◆ What is expected
Show all lines from the data that include the word "heading".

(Beginning of Data for the task)

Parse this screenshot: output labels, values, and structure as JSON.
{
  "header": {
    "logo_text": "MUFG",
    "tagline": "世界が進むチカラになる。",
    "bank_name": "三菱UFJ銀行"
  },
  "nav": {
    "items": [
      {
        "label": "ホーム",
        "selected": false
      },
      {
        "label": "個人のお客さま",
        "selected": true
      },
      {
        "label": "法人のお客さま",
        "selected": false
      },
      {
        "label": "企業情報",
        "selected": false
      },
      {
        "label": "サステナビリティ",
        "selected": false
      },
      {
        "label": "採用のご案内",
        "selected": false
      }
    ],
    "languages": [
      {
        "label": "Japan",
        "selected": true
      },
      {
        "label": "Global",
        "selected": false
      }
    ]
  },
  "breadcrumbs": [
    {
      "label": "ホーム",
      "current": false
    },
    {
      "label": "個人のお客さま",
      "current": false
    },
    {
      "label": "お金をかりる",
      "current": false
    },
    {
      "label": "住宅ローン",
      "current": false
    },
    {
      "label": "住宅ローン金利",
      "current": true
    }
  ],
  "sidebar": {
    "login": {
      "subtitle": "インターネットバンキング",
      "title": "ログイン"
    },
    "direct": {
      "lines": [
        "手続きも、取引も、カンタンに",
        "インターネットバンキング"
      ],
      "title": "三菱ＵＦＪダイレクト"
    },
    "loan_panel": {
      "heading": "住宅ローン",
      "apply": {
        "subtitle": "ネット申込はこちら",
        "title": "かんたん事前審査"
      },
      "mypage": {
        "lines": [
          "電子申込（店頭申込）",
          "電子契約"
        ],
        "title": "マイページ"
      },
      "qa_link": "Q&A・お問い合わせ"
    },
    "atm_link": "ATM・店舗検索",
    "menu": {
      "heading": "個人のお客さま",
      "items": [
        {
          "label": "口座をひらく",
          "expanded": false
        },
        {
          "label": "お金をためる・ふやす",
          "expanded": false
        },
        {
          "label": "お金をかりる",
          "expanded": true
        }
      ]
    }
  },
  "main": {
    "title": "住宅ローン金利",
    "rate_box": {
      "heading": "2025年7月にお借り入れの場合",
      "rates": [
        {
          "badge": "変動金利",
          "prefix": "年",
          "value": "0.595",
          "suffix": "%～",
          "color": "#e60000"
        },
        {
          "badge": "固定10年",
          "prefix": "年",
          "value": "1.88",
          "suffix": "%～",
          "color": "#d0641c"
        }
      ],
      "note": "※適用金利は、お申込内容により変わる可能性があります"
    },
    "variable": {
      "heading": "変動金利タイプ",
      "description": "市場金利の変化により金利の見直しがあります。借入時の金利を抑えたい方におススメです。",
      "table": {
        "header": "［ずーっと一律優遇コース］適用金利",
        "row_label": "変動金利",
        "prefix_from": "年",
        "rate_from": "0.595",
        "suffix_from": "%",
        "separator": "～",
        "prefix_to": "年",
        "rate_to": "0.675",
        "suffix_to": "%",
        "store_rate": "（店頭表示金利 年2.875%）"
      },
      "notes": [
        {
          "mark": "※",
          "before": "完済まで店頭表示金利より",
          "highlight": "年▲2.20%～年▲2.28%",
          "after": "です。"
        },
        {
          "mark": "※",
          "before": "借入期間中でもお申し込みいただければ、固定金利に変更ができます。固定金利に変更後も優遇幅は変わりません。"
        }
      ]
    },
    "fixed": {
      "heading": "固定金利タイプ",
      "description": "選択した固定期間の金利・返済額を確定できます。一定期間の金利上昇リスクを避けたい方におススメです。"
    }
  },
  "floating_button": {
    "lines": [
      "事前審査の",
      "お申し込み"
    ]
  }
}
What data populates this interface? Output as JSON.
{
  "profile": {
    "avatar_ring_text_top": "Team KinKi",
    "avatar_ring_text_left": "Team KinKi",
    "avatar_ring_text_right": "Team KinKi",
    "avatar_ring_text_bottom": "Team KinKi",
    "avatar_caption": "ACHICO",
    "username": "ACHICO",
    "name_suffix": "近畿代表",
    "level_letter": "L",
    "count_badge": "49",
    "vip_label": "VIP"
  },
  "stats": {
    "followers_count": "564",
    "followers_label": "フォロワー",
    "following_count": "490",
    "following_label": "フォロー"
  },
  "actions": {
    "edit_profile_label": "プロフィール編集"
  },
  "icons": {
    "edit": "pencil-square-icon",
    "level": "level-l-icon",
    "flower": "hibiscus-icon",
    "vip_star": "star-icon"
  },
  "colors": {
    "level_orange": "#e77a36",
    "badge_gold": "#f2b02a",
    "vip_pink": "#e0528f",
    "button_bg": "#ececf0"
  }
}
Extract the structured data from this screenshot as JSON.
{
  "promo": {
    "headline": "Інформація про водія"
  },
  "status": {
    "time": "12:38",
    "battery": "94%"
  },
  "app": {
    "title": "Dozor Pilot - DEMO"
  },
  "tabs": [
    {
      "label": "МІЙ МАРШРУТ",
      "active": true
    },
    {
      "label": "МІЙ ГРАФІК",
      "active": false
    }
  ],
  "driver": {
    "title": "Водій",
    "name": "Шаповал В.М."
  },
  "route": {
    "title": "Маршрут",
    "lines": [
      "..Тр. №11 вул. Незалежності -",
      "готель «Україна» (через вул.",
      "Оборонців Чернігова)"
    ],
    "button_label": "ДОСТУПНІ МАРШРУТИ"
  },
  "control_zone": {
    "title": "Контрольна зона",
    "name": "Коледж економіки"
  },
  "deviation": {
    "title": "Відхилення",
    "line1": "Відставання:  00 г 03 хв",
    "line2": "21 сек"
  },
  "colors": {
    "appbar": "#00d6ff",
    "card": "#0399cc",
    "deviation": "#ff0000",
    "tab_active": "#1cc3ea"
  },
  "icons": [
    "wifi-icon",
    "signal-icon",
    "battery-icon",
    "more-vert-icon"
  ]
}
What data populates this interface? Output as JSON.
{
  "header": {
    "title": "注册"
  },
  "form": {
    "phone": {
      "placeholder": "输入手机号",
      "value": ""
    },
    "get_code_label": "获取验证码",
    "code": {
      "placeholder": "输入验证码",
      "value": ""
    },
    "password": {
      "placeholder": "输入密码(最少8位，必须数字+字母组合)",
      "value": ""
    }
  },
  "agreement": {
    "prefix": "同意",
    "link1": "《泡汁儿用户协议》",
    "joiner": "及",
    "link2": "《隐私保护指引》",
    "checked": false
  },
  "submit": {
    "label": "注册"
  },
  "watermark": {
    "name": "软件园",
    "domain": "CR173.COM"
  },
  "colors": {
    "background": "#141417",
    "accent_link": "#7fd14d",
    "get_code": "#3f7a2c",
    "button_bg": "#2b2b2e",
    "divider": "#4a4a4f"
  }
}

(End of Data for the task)

◆ Exercise answer
      "heading": "住宅ローン",
      "heading": "個人のお客さま",
      "heading": "2025年7月にお借り入れの場合",
      "heading": "変動金利タイプ",
      "heading": "固定金利タイプ",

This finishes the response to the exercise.